When my sister’s husband said that he wouldn’t vaccinate my niece if they didn’t make it so hard to get them into school, I about slapped him silly. That is the ultimate sign to me of lazy and uneducated parenting, which unfortunately can endanger the lives, not only of those children who are not vaccinated, but others who may not be old enough for example who are exposed to them, but it’s going even further. Anti-vaxxers aren’t going to stop or bother to think now. They have recently started to reject a simple vitamin K injection that has been a standard part of newborn care for years, since the 1960’s in fact.
What happens is parents who find themselves in the emergency room with a baby with vitamin K deficiency bleeding. Chris Mooney reports,
This rare disorder occurs because human infants do not have enough vitamin K, a blood coagulant, in their systems. Infants who develop VKDB can bleed in various parts of their bodies, including bleeding in the brain. This can lead to death in some cases.

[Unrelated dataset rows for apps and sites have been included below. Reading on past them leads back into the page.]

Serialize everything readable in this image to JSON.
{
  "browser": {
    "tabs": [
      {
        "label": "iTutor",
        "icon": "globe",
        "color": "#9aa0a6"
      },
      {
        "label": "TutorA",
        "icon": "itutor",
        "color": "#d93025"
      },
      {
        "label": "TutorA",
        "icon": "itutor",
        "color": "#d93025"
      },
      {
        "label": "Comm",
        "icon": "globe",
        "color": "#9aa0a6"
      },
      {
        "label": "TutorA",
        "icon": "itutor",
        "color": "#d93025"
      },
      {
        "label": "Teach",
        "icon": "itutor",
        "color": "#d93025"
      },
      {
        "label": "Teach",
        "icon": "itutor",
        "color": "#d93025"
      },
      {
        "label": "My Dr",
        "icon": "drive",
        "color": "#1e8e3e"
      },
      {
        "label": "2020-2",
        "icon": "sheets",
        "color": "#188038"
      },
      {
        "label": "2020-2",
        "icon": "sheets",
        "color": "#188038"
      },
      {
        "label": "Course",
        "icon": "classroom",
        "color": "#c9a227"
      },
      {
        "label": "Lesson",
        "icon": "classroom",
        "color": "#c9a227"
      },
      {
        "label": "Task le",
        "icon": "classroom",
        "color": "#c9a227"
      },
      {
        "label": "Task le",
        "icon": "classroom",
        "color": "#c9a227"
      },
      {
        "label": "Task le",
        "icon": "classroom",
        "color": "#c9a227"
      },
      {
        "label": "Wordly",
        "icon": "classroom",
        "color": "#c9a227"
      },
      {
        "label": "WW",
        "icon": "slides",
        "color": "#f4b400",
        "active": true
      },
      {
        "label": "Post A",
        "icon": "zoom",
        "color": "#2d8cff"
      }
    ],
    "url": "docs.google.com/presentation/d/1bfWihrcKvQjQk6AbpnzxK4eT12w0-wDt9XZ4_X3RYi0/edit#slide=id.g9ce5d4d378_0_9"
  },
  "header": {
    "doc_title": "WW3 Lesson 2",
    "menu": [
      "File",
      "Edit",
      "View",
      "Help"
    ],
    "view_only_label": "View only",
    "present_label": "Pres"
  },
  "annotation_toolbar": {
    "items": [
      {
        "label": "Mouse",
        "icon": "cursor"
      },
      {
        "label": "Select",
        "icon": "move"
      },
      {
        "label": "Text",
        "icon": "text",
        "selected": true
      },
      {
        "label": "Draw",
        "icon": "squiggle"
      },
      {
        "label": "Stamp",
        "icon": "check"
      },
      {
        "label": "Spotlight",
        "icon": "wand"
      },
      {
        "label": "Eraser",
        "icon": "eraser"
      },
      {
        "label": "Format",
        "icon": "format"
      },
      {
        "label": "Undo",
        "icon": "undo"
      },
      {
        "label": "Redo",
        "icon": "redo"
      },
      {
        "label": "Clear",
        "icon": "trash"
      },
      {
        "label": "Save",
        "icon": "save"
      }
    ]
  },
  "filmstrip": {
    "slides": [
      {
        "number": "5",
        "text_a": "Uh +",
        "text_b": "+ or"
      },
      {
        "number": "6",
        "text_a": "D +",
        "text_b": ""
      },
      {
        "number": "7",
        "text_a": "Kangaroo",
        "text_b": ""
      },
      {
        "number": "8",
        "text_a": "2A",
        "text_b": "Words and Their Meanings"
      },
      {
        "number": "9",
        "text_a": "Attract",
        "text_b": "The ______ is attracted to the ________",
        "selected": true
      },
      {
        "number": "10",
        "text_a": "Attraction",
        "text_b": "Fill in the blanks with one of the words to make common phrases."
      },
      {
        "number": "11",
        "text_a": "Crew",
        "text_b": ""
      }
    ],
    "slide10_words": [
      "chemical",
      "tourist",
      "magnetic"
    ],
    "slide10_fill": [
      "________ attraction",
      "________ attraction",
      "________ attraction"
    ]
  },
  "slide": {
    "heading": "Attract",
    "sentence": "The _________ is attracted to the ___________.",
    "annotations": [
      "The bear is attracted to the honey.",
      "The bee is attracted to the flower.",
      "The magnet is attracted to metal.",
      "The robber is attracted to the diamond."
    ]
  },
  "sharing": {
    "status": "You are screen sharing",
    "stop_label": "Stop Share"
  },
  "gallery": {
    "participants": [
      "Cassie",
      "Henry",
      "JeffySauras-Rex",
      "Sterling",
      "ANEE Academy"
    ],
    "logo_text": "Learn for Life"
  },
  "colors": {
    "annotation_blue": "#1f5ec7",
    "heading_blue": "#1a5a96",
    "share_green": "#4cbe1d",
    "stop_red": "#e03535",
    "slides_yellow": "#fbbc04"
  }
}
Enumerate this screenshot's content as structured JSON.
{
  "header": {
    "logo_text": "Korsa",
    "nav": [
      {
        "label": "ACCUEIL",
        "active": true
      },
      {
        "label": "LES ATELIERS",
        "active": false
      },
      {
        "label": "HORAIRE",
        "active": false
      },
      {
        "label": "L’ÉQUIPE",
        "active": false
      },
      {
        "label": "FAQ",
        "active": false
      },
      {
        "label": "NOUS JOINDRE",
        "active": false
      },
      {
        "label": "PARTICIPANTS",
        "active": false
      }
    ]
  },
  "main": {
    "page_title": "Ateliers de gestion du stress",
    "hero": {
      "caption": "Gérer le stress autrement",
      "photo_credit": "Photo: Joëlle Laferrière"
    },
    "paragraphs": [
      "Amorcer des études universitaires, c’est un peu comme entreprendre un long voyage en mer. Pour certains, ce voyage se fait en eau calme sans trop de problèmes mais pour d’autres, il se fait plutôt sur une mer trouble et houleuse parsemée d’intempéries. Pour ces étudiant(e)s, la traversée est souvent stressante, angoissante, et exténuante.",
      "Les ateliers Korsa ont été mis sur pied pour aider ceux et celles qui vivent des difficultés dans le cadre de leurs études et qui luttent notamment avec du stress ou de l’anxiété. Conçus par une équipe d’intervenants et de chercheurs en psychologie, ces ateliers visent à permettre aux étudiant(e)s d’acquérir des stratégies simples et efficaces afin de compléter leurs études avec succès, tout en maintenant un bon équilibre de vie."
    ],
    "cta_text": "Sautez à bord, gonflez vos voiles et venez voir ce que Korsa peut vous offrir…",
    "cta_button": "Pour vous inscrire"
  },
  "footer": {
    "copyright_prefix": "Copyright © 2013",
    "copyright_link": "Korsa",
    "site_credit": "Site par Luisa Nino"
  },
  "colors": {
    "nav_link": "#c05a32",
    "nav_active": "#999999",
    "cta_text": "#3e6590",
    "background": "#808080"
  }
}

The problem has been going on for a while, but really came to light just recently this spring. Tom Wilemon, writing for the Tennessean, noticed 7 babies being admitted to the Monroe Carell Jr. Children’s Hospital at Vanderbilt in just 8 months with vitamin K deficiency bleeding. Doctors believe they were directly caused by parents refusing the injection, because apparently they’ve heard that the shot causes leukemia. Just like vaccines, which most kids get, vitamin K injections have never been proven to have this effect. In fact,
followup studies disproved that theory, according to Vanderbilt doctors.
For one of the families, twins were both diagnosed with the same issue after they found out about the lack of a vitamin K shot. For the twin who had already developed bleeding though, the damage was done. Tests showed multiple brain bleeds, and he will now be undergoing physical therapy for neuromuscular development issues. They have not determined whether or not he will be mentally handicapped.
Ironically, doctors have found that women who breastfeed exclusively are under an even greater need to provide their babies with the vitamin K shot. Considering how we hold breastfeeding up like the holy grail of child care, especially in the communities where vaccinations are low, it’s a bit scary.
VKDB can show up in 2 basic forms: an
early form (in the first week of life) and a
late form, which is considerably more dangerous. It tends to strike between 2 and 12 weeks, and it strikes in infants who have not received vitamin K and are exclusively breastfed. The irony is that vitamin K levels are significantly lower in breast milk than in formula.
The Centers for Disease Control and Prevention have found that infants who don’t get vitamin K injections are 81 times more likely to experience the late form of VKDB. This equals out to about 4.4 and 7.2 infants out of every 100,000. What we can say is that vitamin K injections do not cause cancer, but a vitamin K injection is
virtually 100% protective against this brain bleed.